**Directions**.
What is the number of lines in the entries that contain "icon"? Reply with that number only.

**Supplied records**.
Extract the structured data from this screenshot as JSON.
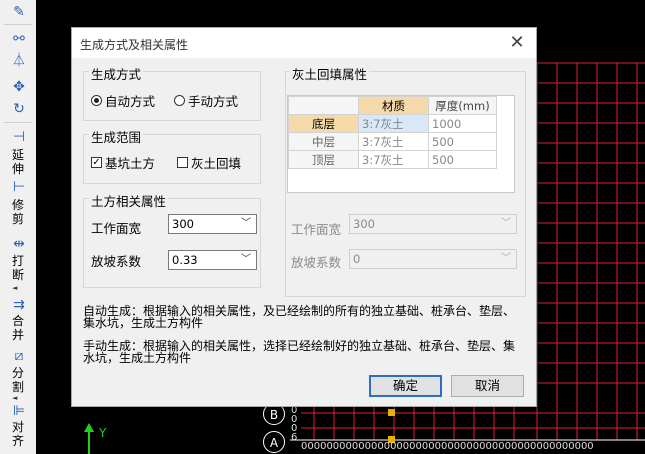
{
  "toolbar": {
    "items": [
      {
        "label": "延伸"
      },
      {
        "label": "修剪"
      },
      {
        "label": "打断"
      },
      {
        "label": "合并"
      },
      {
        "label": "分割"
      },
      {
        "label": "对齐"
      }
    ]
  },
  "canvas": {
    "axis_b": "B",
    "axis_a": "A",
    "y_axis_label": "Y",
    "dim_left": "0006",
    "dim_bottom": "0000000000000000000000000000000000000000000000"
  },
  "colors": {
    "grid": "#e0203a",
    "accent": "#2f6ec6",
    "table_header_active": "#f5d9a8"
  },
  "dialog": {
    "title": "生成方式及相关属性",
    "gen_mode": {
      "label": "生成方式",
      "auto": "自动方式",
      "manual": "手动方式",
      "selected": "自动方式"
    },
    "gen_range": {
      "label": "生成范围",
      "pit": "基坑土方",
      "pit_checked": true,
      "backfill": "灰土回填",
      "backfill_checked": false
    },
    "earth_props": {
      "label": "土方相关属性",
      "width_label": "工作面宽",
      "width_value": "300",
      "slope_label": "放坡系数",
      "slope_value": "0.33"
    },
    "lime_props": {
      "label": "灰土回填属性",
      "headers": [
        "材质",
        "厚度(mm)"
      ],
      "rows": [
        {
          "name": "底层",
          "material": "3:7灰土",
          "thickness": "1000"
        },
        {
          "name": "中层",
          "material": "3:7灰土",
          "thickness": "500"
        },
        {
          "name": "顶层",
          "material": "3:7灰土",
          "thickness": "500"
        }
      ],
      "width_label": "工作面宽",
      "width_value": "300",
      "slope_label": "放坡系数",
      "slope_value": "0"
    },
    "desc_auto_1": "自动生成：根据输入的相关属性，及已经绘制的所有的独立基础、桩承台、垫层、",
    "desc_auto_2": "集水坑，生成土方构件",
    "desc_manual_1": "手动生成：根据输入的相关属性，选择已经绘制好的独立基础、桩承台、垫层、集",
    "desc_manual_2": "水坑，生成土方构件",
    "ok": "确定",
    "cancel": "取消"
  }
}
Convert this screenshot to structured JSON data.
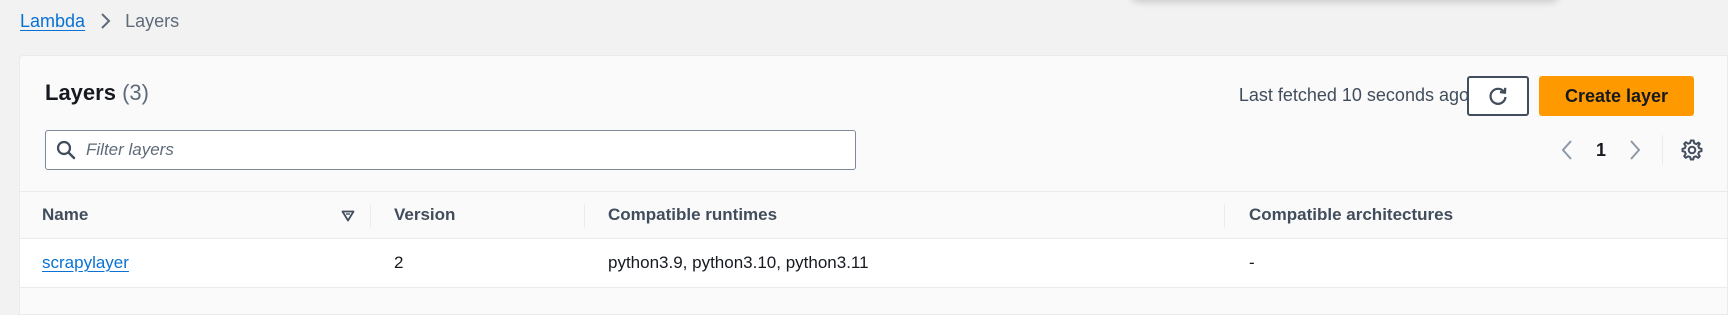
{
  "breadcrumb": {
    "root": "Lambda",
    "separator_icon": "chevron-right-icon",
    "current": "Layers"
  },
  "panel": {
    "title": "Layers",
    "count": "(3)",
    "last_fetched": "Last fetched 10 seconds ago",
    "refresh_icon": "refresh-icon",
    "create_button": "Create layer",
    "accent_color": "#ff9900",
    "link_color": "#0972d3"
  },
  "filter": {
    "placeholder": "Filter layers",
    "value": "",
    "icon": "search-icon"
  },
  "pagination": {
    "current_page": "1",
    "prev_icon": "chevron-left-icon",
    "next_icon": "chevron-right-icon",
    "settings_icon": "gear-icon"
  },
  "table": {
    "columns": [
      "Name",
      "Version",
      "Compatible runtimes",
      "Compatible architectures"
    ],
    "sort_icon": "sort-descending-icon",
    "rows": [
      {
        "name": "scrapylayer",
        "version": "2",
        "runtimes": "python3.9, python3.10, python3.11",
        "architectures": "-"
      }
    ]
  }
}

**Solution for this exercise**.
7